How to determine if a predicate statement is true or false while giving reasons?

I am currently studying discrete maths at university. However the text book doesnt seem to explain predicate statements in much detail (only one chapter on them).

In the assignment which i am currently working on (and is due tomorrow), it asks me to determine whether a set of statements is true or false, and give reasons. The statements are mostly like:

for all x in the integers Z, not S(x) implies P(x)
where P(x) = x >=0, and S(x) = x^2 - 1 = (x+1)(x-1)

However no where in the text book does it explain how to do this.

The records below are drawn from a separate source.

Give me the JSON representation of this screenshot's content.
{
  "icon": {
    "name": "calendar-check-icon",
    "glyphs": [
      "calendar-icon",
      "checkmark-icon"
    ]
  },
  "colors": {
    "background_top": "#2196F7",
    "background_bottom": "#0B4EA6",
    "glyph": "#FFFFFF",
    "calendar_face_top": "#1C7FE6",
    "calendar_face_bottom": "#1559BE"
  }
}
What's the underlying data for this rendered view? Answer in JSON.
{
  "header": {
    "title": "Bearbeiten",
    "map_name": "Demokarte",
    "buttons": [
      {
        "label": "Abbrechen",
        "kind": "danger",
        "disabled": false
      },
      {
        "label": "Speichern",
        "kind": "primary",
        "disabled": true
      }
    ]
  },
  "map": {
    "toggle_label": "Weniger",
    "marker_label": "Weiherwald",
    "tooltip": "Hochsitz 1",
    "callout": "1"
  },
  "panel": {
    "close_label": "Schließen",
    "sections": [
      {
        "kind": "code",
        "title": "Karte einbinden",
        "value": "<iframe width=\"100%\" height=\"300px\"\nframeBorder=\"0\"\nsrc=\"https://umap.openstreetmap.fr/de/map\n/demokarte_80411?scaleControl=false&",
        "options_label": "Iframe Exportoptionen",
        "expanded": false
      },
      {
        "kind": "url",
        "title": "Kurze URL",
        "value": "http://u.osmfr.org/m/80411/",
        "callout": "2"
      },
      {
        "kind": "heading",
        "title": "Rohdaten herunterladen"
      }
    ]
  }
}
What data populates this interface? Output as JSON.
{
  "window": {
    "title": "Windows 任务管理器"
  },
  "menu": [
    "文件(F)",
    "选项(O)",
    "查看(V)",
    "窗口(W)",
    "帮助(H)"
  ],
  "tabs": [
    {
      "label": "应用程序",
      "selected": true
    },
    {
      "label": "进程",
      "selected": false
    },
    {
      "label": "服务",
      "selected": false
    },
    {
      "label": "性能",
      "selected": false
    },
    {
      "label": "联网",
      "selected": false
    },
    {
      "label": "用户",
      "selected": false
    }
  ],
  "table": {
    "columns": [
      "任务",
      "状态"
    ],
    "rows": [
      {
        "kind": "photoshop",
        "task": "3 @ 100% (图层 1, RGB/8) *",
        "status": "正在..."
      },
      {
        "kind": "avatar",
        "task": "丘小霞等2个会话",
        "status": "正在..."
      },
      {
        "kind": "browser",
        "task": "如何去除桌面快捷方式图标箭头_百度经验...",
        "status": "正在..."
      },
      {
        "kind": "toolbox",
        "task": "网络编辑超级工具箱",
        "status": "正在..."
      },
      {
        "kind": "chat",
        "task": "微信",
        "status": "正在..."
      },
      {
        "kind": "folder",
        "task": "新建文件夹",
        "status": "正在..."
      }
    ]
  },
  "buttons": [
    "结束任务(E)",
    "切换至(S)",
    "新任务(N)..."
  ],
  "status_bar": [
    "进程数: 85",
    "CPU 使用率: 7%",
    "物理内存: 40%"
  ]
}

Note that we need to evaluate the truth of the statement $$\forall x \in \mathbb Z, ( \lnot S(x) \rightarrow P(x))$$
Now, for all $x\in \mathbb Z$ (and all $x \in \mathbb R)$, $$S(x) \equiv (x^2 - 1) = (x + 1)(x-1)$$ This is a tautology, true whatever the value of $x$.
That makes $\lnot S$ false. An implication is true whenever the antecedent is false, or when the consequent is true. Here, the antecedent is clearly false (it is never satisfied by any real number, let alone integer). Hence the implication, as a whole, is true.
The fact that $\lnot S(x)$ is false is sufficient justification to conclude that the implication is true. (If this seems confusing, jot down the truth table for $\rightarrow$ to refresh your memory. An implication is false if and only if the antecedent is true and the consequent is false.